*Activity*: Which of the lines below mention the word "JSON"? Pull each one out.

*Data in this exercise*:
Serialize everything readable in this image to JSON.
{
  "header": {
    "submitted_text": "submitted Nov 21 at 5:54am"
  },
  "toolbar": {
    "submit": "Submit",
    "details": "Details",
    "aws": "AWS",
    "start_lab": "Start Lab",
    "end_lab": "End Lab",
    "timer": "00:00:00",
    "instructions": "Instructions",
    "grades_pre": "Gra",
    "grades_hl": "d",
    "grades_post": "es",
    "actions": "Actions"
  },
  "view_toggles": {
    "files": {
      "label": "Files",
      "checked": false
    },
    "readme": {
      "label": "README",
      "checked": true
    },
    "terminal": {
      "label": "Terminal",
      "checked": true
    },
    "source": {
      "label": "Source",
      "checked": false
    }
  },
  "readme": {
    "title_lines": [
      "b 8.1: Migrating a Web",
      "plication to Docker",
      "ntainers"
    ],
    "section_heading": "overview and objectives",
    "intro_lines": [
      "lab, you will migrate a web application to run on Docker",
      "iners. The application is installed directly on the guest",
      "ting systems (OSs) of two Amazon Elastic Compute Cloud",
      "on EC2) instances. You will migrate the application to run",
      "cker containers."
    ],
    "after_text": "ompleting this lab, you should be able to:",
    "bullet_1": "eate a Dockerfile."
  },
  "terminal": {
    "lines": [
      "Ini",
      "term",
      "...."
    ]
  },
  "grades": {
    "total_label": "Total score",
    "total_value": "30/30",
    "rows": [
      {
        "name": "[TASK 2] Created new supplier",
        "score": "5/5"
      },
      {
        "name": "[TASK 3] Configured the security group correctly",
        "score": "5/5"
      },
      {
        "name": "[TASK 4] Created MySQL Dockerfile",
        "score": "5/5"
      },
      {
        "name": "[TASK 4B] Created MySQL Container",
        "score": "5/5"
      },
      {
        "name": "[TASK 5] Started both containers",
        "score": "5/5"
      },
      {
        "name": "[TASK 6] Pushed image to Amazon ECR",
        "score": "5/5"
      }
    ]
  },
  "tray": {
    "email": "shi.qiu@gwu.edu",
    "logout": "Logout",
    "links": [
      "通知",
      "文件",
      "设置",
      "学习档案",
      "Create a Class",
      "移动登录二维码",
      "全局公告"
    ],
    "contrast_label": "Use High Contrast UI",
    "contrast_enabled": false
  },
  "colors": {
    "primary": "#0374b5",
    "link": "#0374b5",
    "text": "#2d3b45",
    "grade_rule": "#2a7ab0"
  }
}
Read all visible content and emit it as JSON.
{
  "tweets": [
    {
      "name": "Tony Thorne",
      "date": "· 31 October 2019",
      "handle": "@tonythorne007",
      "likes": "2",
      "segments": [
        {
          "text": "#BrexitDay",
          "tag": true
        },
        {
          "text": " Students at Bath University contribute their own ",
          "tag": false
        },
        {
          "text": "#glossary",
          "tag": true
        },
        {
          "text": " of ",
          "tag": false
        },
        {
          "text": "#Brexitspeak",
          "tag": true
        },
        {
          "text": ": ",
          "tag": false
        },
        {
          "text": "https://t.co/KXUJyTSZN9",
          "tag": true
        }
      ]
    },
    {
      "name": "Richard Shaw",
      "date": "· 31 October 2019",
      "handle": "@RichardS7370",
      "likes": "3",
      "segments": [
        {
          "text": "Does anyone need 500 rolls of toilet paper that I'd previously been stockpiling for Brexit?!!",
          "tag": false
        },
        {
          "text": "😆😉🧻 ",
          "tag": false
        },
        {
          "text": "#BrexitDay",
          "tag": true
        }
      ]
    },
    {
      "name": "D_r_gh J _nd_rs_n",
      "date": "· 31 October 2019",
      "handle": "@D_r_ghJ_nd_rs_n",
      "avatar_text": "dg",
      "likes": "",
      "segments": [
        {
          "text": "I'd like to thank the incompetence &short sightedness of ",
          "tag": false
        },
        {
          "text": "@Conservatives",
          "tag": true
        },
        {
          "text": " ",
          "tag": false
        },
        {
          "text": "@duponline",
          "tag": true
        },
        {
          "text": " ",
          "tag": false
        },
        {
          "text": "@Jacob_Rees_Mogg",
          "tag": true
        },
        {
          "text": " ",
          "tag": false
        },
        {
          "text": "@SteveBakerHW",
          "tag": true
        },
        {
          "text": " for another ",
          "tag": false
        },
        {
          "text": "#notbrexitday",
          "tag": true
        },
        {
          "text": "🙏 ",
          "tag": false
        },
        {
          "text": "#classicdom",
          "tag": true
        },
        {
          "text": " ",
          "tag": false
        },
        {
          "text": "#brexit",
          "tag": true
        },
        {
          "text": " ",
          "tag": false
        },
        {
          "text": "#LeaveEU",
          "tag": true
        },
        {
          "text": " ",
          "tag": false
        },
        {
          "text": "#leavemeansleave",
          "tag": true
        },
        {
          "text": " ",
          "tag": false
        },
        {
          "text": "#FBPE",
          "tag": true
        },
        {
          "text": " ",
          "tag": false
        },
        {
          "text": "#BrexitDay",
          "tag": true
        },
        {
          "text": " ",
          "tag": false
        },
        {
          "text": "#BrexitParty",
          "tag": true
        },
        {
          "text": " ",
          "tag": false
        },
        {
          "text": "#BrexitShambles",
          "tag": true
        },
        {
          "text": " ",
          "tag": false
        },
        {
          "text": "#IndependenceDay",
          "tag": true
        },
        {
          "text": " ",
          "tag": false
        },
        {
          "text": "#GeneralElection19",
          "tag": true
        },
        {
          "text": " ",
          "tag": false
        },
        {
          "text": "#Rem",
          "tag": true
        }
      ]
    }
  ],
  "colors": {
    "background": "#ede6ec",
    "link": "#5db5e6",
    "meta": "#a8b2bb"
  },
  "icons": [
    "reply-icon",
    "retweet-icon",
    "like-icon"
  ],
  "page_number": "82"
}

*Output for this task*:
Serialize everything readable in this image to JSON.
Read all visible content and emit it as JSON.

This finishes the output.